Google recently implemented a responsive ad block that essentially performs some media queries and returns the appropriate ad unit depending on screen size. My sample code block looks like:
I recently switched to a “responsive” web design and couldn’t find a good way to dynamically show the proper adwords ad format depending on the viewport of the visitor’s device. This snippet uses jquery to determine viewport width and then sets the appropriate ad channel variables for show_ads.js:
UPDATE: Today (May 23 2013) Google announced its now ok to modify the adsense code like I mentioned above (Woops! didn’t know I was breaking TOS)
You can read their post announcing the changes here. The relevant code snippets they provide for sites using responsive web designs looks pretty much identical to mine (minus the pointless reliance on jquery):
More details can be found on the help pages for adsense advertisers located here.
I’m amazed at how many times I’ve heard some variant of: “But Senator/Governor, your website said in 2006 that (you hated children|opposed access to birth control|approved of the individual mandate).” There’s a simple solution to letting some things slip down the memory hole… namely blocking the internet archive bot. If you are a politician you should IMMEDIATELY add the following to a robots.txt file on all of your server’s document roots:

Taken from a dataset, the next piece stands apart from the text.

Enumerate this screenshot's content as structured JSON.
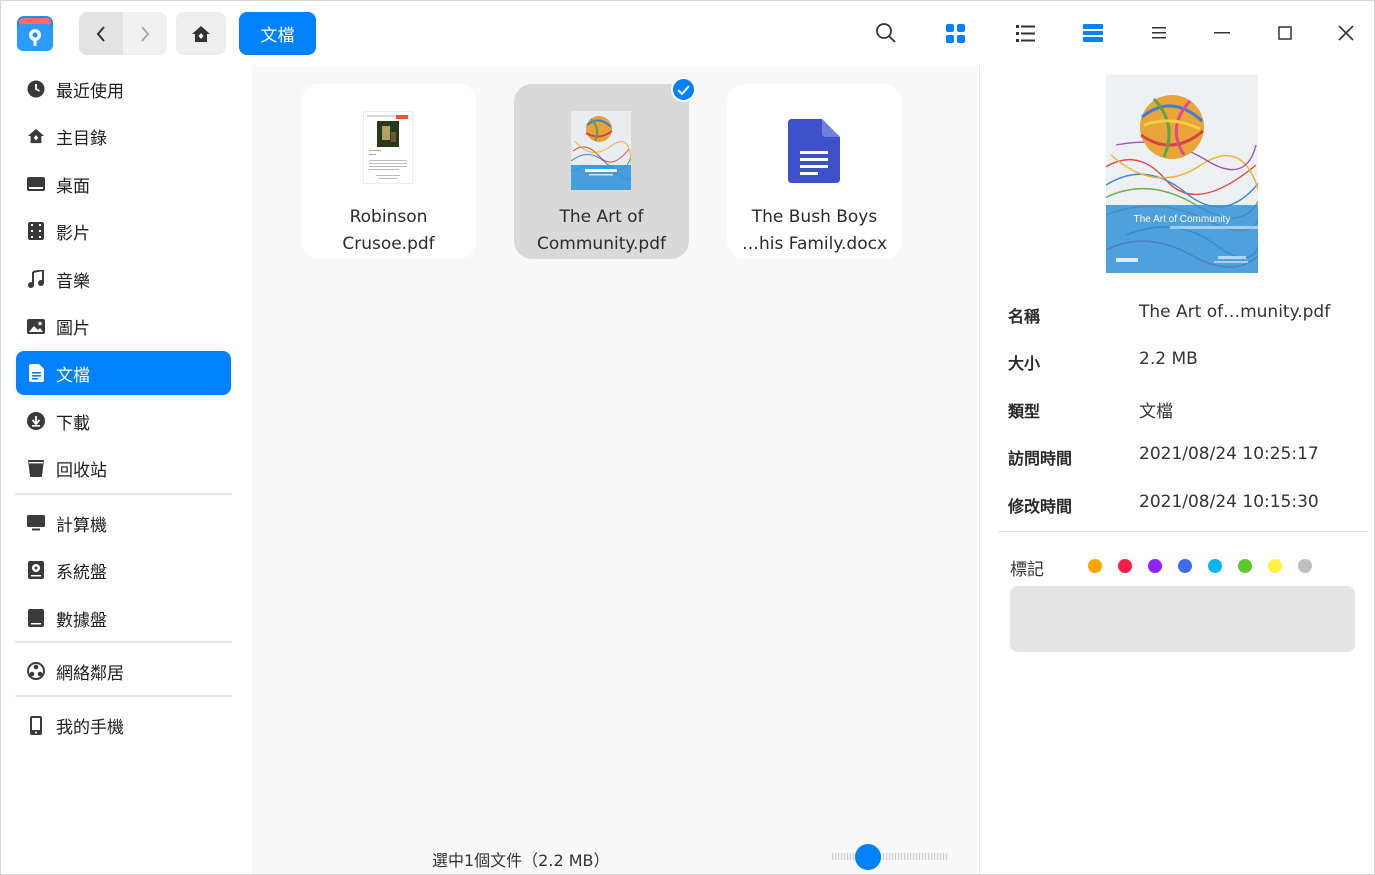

ia_archiver is the name of the crawler for the internet archive. Luckily it is a friendly bot that obeys robots.txt directives. The other three bots listed are just remnants from my default robots.txt file. Dotbot blocks Seomoz’s opensiteexplorer, MJ12bot is MajesticSEO’s crawler and Ahrefsbot is for – you guessed it ahrefs.com. As these are primarily seo intelligence tools, blocking them makes sense if you are actively engaging in seo. Politicians mileage may vary.
In addition every page should carry the following header:
Finally – if you find something you need removed (on your own website) on Google you can always follow these directions and on Bing follow these directions.
I was recently working to speed up a website and was getting horrible load times for relatively small images (50k) off of a large amazon ec2 server. I decided to create two simple pages and test if using background-images was making a noticeable difference. My two test variants look like this:
inline image test page
Source for background image test page
You will notice that I kept the same number of elements (of the same type) on each of the pages. I left the source blank for the background image test variant to prevent polluting the test.
results: inline image test page
results: background image test page
The version with background images actually gave me a “DOM Ready” after .0225 seconds – while the fully loaded page load time was roughly the same as the inline image version. Could using all background images speed up firing of $.document(ready)? It turns out background-images are only downloaded after the element (containing div, span etc) is available. This prevents blocking from all the round trips required to get images.
Full test results can be seen here and here. Additional reading can be found here: